The ECJ ruled that the handling of claims by a third party like Aspiro, without the outsourcing being linked to finding prospective clients and introducing them to the insurer to execute insurance contracts, was not VAT exempt.

This decision confirmed that the scope of the exemption for insurance and related services is narrower than the scope defined for other financial services, in the sense that the broad scope of other financial exemptions to outsourced activities does not extend to insurance. The insurance exemption for ‘related services’ is limited to ‘insurance agents and brokers’ strictly defined by law.

However, since the specific legislation defining agents and brokers is modomestic, should that legislation go beyond the strict EU position, there might be room to broaden the scope of the exemption, which could raise issues of non-harmonisation among member states.

Until the VAT Directive is amended and reviewed, which may be happening soon, it is relatively fair to say that the VAT legislation’s lack of clarity and ability to address its many scope-related issues continues to bring about or contribute towards distortions within the single market.

 

Mariana Rapoula

Consultant, Lobo Vasques

E: mariana.rapoula@lobovasques.com

more across site & bottom lb ros

More from across our site

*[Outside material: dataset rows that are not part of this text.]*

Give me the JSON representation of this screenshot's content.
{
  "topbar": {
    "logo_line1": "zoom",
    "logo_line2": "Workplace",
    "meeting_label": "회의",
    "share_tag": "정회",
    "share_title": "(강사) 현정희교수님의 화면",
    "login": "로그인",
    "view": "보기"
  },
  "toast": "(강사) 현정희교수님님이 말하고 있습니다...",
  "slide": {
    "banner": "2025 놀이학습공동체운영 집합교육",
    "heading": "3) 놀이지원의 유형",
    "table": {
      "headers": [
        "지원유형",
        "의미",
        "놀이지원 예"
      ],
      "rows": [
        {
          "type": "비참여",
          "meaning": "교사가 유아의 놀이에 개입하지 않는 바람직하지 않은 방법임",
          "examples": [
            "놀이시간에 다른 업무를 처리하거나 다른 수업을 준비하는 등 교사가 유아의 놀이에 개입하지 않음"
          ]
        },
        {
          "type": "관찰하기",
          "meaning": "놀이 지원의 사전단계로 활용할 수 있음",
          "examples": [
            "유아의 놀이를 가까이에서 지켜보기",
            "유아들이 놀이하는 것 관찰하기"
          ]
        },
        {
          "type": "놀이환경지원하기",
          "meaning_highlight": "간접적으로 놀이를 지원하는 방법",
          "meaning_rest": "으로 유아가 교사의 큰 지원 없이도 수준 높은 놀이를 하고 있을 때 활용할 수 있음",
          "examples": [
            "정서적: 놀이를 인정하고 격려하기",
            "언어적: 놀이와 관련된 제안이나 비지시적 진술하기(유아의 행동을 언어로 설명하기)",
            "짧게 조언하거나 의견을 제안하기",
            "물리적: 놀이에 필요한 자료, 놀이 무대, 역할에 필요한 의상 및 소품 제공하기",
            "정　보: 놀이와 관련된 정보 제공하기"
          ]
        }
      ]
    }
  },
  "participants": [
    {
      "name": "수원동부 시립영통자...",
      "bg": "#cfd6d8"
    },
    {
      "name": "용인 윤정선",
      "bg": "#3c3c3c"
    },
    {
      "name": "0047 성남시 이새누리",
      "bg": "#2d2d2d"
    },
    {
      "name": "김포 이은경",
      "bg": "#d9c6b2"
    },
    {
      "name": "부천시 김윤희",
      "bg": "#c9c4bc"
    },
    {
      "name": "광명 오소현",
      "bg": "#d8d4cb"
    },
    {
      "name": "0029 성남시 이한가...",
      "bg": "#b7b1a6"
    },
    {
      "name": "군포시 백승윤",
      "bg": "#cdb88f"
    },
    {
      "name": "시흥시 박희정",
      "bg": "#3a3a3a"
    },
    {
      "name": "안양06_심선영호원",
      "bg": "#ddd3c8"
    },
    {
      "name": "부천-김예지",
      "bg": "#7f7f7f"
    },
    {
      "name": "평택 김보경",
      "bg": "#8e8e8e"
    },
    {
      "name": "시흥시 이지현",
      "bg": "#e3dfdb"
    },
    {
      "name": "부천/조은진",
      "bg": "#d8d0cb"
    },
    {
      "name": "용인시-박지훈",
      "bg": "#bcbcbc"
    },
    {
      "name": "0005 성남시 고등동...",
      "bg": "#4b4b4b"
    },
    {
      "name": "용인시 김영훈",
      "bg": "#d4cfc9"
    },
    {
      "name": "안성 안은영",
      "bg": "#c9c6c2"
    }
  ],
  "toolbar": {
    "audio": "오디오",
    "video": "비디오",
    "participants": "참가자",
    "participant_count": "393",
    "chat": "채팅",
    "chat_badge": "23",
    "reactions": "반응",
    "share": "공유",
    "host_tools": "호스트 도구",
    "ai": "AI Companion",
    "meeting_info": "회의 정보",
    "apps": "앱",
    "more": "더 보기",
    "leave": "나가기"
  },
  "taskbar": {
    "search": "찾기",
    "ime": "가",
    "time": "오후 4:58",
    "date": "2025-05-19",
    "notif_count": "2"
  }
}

Paul Griggs, the firm’s inbound US senior partner, will reverse a move by the incumbent leader; in other news, RSM has announced its new CEO
EMEA research now open
Luis Coronado suggests companies should embrace technology to assist with TP data reporting, as the ‘big four’ firm unveils a TP survey of over 1,000 professionals
The proposed matrix will help revenue officers track intra-company transactions from multinationals
The full list of finalists has been revealed and the winners will be presented on June 20 at the Metropolitan Club in New York
The ‘big four’ firm has threatened to legally pursue those behind the letter, which has been circulating on social media
The guidelines have been established in the wake of multiple tax scandals and controversies that have rocked the accounting profession
KPMG Netherlands’ former head of assurance also received a permanent bar and $150,000 fine; in other news, asset management firm BlackRock lost a $13.5bn UK tax appeal
The new, fully integrated office will also offer M&A, dispute resolution, IP and corporate tax services
The new guidance concerns a recent 1% excise tax on the repurchases of corporate stock for both US and certain foreign companies
Gift this article